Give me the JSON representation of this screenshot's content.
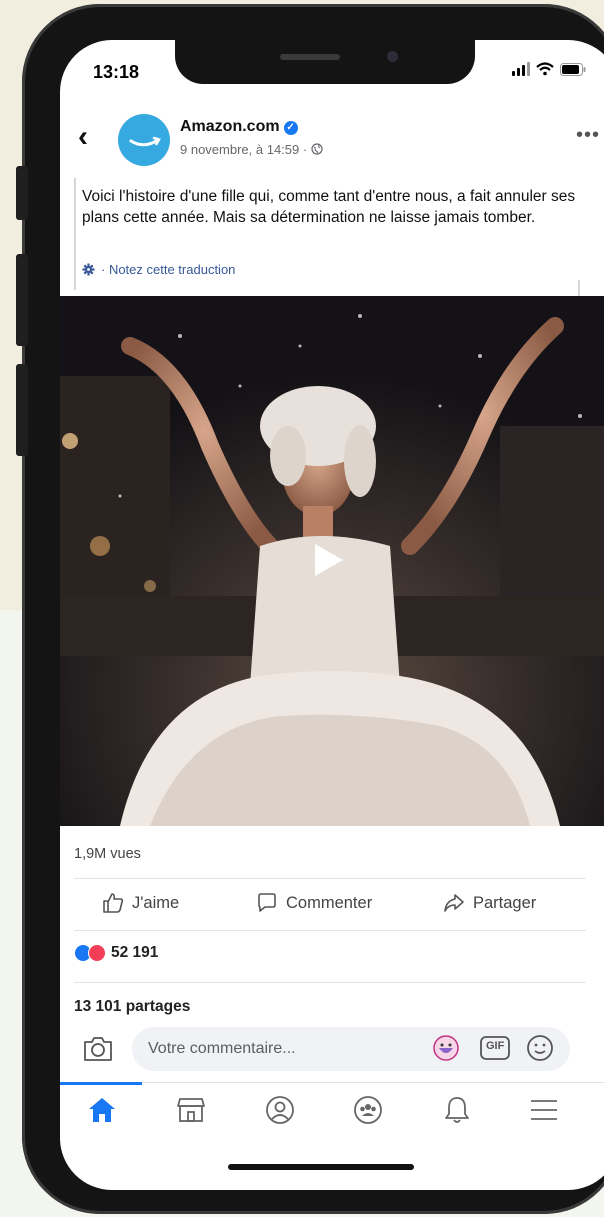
{
  "status": {
    "time": "13:18"
  },
  "post": {
    "page_name": "Amazon.com",
    "date": "9 novembre, à 14:59 ·",
    "text": "Voici l'histoire d'une fille qui, comme tant d'entre nous, a fait annuler ses plans cette année. Mais sa détermination ne laisse jamais tomber.",
    "rate_translation": "· Notez cette traduction",
    "views": "1,9M vues",
    "reactions_count": "52 191",
    "shares": "13 101 partages"
  },
  "actions": {
    "like": "J'aime",
    "comment": "Commenter",
    "share": "Partager"
  },
  "comment": {
    "placeholder": "Votre commentaire..."
  },
  "icons": {
    "gif_label": "GIF"
  },
  "colors": {
    "accent": "#1877f2",
    "love": "#f33e58",
    "link": "#385898"
  }
}
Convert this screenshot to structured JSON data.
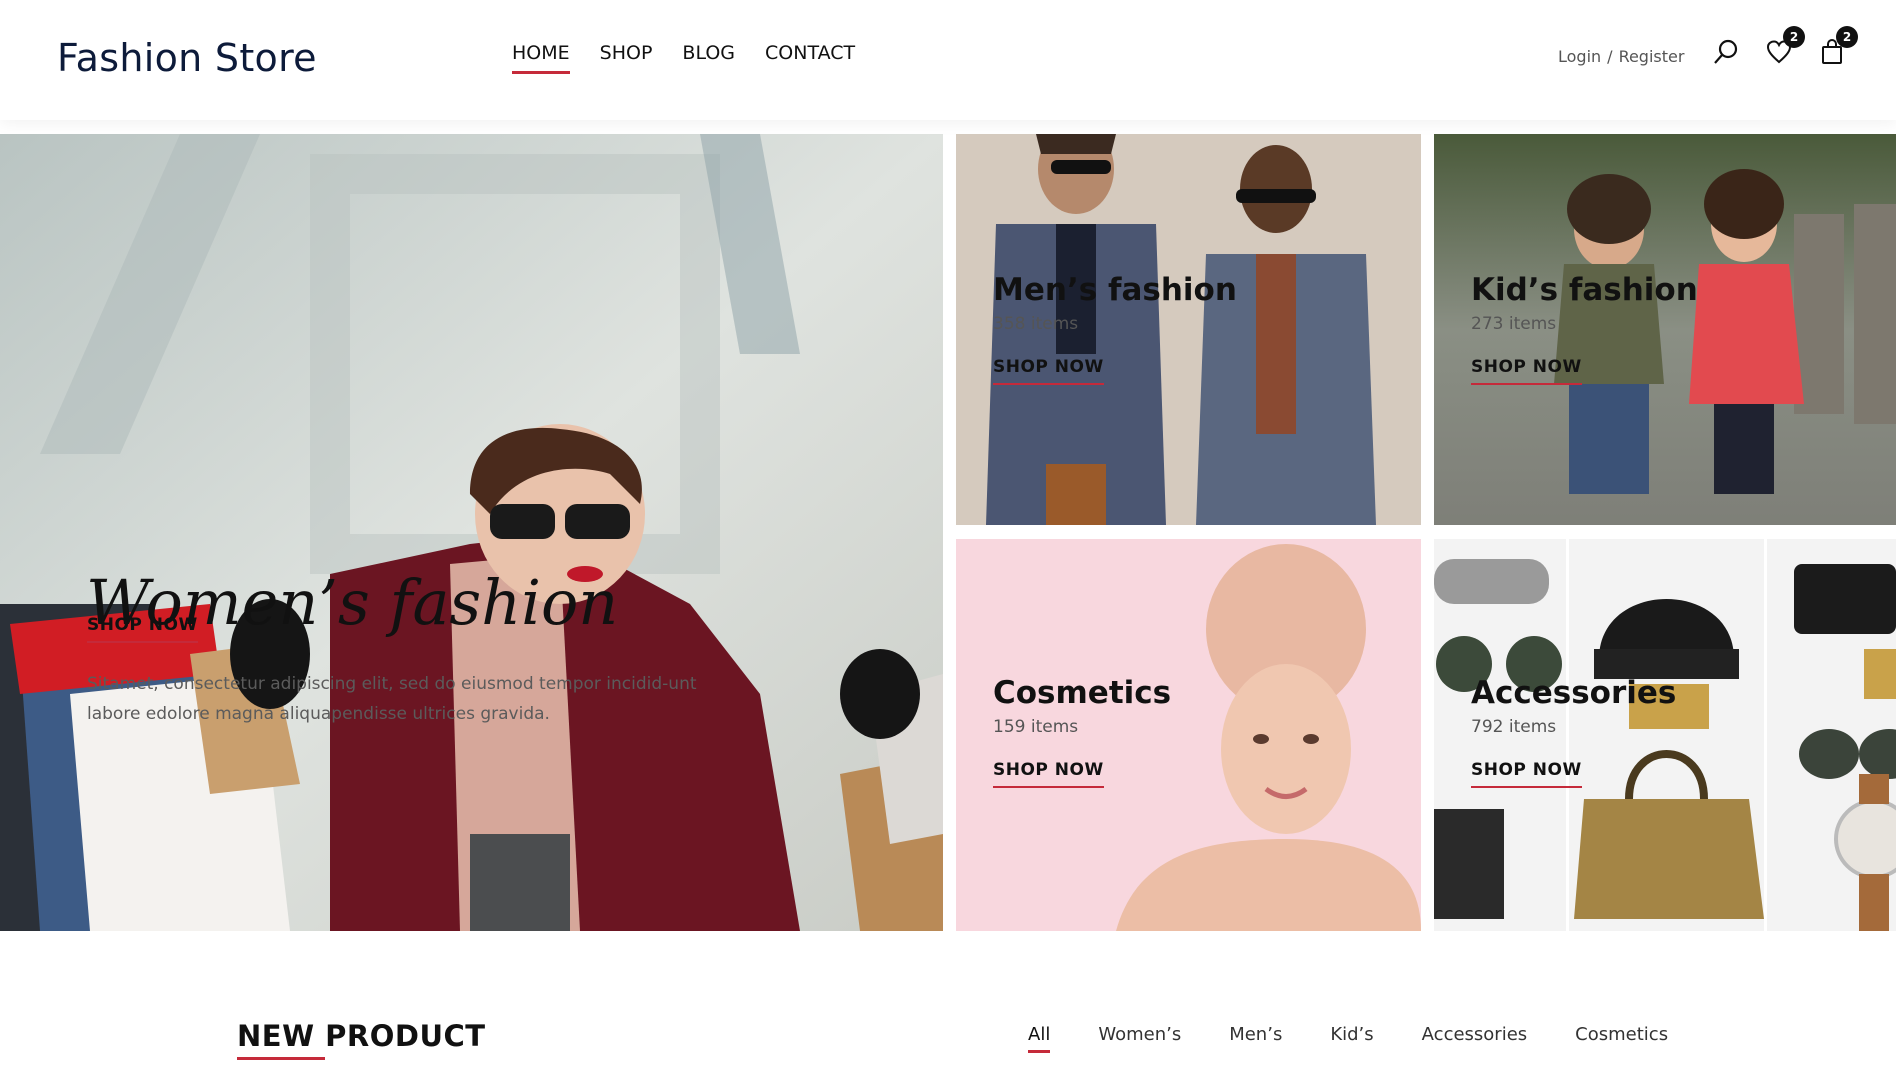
{
  "header": {
    "logo": "Fashion Store",
    "nav": [
      {
        "label": "HOME",
        "active": true
      },
      {
        "label": "SHOP",
        "active": false
      },
      {
        "label": "BLOG",
        "active": false
      },
      {
        "label": "CONTACT",
        "active": false
      }
    ],
    "login_label": "Login",
    "separator": "/",
    "register_label": "Register",
    "icons": {
      "search": "search-icon",
      "wishlist": "heart-icon",
      "cart": "shopping-bag-icon"
    },
    "wishlist_count": "2",
    "cart_count": "2"
  },
  "banners": {
    "women": {
      "title": "Women’s fashion",
      "description": "Sitamet, consectetur adipiscing elit, sed do eiusmod tempor incidid-unt labore edolore magna aliquapendisse ultrices gravida.",
      "cta": "SHOP NOW"
    },
    "men": {
      "title": "Men’s fashion",
      "count": "358 items",
      "cta": "SHOP NOW"
    },
    "kids": {
      "title": "Kid’s fashion",
      "count": "273 items",
      "cta": "SHOP NOW"
    },
    "cosmetics": {
      "title": "Cosmetics",
      "count": "159 items",
      "cta": "SHOP NOW"
    },
    "accessories": {
      "title": "Accessories",
      "count": "792 items",
      "cta": "SHOP NOW"
    }
  },
  "new_product": {
    "title": "NEW PRODUCT",
    "filters": [
      {
        "label": "All",
        "active": true
      },
      {
        "label": "Women’s",
        "active": false
      },
      {
        "label": "Men’s",
        "active": false
      },
      {
        "label": "Kid’s",
        "active": false
      },
      {
        "label": "Accessories",
        "active": false
      },
      {
        "label": "Cosmetics",
        "active": false
      }
    ]
  },
  "colors": {
    "accent": "#c52a3a",
    "logo": "#0d1b3a",
    "cosmetics_bg": "#f8d7de"
  }
}
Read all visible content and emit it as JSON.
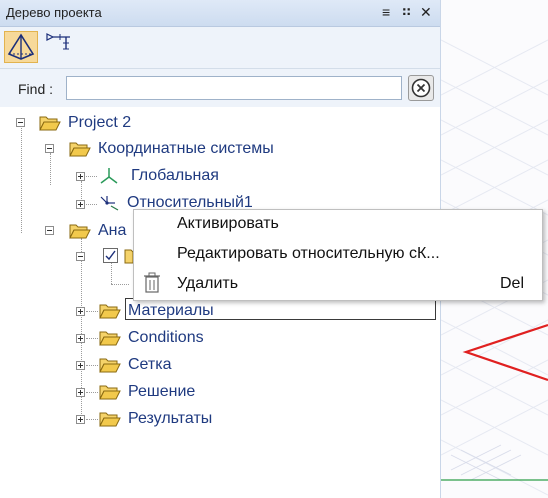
{
  "panel": {
    "title": "Дерево проекта",
    "controls": {
      "menu_glyph": "≡",
      "dock_glyph": "⠶",
      "close_glyph": "✕"
    }
  },
  "toolbar": {
    "main_icon": "pyramid-icon",
    "dim_icon": "dimension-icon"
  },
  "find": {
    "label": "Find :",
    "value": "",
    "placeholder": "",
    "clear_icon": "clear-circle-icon"
  },
  "tree": {
    "project": "Project 2",
    "coord_systems": "Координатные системы",
    "global": "Глобальная",
    "relative": "Относительный1",
    "analysis_partial": "Ана",
    "materials": "Материалы",
    "conditions": "Conditions",
    "mesh": "Сетка",
    "solution": "Решение",
    "results": "Результаты"
  },
  "context_menu": {
    "items": [
      {
        "label": "Активировать",
        "shortcut": ""
      },
      {
        "label": "Редактировать относительную сК...",
        "shortcut": ""
      },
      {
        "label": "Удалить",
        "shortcut": "Del",
        "icon": "trash-icon"
      }
    ]
  },
  "colors": {
    "folder": "#f2c94c",
    "accent": "#f7d99a",
    "tree_text": "#1f3a80",
    "shape_red": "#e02020",
    "axis_green": "#2e9e4a"
  }
}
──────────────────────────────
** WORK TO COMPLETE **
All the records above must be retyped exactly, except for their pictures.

** ANSWER BELOW **
Give me the JSON representation of this screenshot's content.
{
  "status": {
    "time": "13:18"
  },
  "post": {
    "page_name": "Amazon.com",
    "date": "9 novembre, à 14:59 ·",
    "text": "Voici l'histoire d'une fille qui, comme tant d'entre nous, a fait annuler ses plans cette année. Mais sa détermination ne laisse jamais tomber.",
    "rate_translation": "· Notez cette traduction",
    "views": "1,9M vues",
    "reactions_count": "52 191",
    "shares": "13 101 partages"
  },
  "actions": {
    "like": "J'aime",
    "comment": "Commenter",
    "share": "Partager"
  },
  "comment": {
    "placeholder": "Votre commentaire..."
  },
  "icons": {
    "gif_label": "GIF"
  },
  "colors": {
    "accent": "#1877f2",
    "love": "#f33e58",
    "link": "#385898"
  }
}
Convert this screenshot to structured JSON data.
{
  "header": {
    "logo": "Fashion Store",
    "nav": [
      {
        "label": "HOME",
        "active": true
      },
      {
        "label": "SHOP",
        "active": false
      },
      {
        "label": "BLOG",
        "active": false
      },
      {
        "label": "CONTACT",
        "active": false
      }
    ],
    "login_label": "Login",
    "separator": "/",
    "register_label": "Register",
    "icons": {
      "search": "search-icon",
      "wishlist": "heart-icon",
      "cart": "shopping-bag-icon"
    },
    "wishlist_count": "2",
    "cart_count": "2"
  },
  "banners": {
    "women": {
      "title": "Women’s fashion",
      "description": "Sitamet, consectetur adipiscing elit, sed do eiusmod tempor incidid-unt labore edolore magna aliquapendisse ultrices gravida.",
      "cta": "SHOP NOW"
    },
    "men": {
      "title": "Men’s fashion",
      "count": "358 items",
      "cta": "SHOP NOW"
    },
    "kids": {
      "title": "Kid’s fashion",
      "count": "273 items",
      "cta": "SHOP NOW"
    },
    "cosmetics": {
      "title": "Cosmetics",
      "count": "159 items",
      "cta": "SHOP NOW"
    },
    "accessories": {
      "title": "Accessories",
      "count": "792 items",
      "cta": "SHOP NOW"
    }
  },
  "new_product": {
    "title": "NEW PRODUCT",
    "filters": [
      {
        "label": "All",
        "active": true
      },
      {
        "label": "Women’s",
        "active": false
      },
      {
        "label": "Men’s",
        "active": false
      },
      {
        "label": "Kid’s",
        "active": false
      },
      {
        "label": "Accessories",
        "active": false
      },
      {
        "label": "Cosmetics",
        "active": false
      }
    ]
  },
  "colors": {
    "accent": "#c52a3a",
    "logo": "#0d1b3a",
    "cosmetics_bg": "#f8d7de"
  }
}
Read all visible content and emit it as JSON.
{
  "panel": {
    "title": "Дерево проекта",
    "controls": {
      "menu_glyph": "≡",
      "dock_glyph": "⠶",
      "close_glyph": "✕"
    }
  },
  "toolbar": {
    "main_icon": "pyramid-icon",
    "dim_icon": "dimension-icon"
  },
  "find": {
    "label": "Find :",
    "value": "",
    "placeholder": "",
    "clear_icon": "clear-circle-icon"
  },
  "tree": {
    "project": "Project 2",
    "coord_systems": "Координатные системы",
    "global": "Глобальная",
    "relative": "Относительный1",
    "analysis_partial": "Ана",
    "materials": "Материалы",
    "conditions": "Conditions",
    "mesh": "Сетка",
    "solution": "Решение",
    "results": "Результаты"
  },
  "context_menu": {
    "items": [
      {
        "label": "Активировать",
        "shortcut": ""
      },
      {
        "label": "Редактировать относительную сК...",
        "shortcut": ""
      },
      {
        "label": "Удалить",
        "shortcut": "Del",
        "icon": "trash-icon"
      }
    ]
  },
  "colors": {
    "folder": "#f2c94c",
    "accent": "#f7d99a",
    "tree_text": "#1f3a80",
    "shape_red": "#e02020",
    "axis_green": "#2e9e4a"
  }
}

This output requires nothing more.